TASK PROMPT
Every line below that mentions the word "bold" should be copied out.

Data records for software interfaces
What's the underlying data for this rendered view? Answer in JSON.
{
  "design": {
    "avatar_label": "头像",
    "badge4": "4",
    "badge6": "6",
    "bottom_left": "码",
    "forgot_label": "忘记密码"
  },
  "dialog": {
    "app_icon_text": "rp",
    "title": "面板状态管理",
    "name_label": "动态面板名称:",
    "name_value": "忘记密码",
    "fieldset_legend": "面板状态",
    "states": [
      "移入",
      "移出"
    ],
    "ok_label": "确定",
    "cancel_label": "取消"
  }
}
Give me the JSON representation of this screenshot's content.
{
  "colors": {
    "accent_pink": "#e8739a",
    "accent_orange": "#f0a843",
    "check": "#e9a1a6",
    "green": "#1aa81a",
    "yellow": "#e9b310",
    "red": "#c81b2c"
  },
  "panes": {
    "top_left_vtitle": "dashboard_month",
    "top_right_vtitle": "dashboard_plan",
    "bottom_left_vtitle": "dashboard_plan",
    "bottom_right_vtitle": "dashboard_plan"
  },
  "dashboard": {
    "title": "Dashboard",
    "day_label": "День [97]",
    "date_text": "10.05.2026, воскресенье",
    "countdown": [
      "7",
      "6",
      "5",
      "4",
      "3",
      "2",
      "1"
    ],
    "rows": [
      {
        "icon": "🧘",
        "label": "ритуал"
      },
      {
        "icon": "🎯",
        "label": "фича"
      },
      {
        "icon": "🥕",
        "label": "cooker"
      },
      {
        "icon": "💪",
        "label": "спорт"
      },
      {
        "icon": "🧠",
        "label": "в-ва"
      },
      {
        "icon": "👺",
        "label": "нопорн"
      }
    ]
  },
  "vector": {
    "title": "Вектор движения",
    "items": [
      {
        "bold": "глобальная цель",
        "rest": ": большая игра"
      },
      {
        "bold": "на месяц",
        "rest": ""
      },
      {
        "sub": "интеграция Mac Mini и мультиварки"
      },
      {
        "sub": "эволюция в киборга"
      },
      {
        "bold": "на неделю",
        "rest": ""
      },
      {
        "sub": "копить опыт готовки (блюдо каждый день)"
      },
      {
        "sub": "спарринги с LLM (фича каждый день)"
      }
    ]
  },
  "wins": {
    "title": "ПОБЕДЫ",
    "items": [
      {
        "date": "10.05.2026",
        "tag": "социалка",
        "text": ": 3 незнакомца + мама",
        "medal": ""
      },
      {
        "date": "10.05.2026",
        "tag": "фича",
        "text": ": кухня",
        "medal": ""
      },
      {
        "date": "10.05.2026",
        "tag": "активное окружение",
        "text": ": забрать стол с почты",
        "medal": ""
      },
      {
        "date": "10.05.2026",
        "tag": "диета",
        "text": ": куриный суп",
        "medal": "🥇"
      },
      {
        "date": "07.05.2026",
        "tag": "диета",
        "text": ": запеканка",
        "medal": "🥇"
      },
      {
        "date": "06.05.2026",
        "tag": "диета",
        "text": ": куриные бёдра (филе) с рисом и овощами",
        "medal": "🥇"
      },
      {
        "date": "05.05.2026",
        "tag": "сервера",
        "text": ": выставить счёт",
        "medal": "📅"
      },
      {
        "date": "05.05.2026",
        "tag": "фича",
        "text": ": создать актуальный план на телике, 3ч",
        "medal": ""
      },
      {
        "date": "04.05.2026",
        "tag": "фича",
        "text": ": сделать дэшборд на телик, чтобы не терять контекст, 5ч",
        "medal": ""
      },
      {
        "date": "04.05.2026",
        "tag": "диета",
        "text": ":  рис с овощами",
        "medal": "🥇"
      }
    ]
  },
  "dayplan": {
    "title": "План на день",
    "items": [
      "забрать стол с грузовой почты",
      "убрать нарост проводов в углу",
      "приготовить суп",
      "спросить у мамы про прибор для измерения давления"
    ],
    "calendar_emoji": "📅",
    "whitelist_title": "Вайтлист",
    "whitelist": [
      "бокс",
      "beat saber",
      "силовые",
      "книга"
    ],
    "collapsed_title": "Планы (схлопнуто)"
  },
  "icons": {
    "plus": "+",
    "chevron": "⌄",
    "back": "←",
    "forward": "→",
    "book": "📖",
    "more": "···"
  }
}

WRITTEN SOLUTION
        "bold": "глобальная цель",
        "bold": "на месяц",
        "bold": "на неделю",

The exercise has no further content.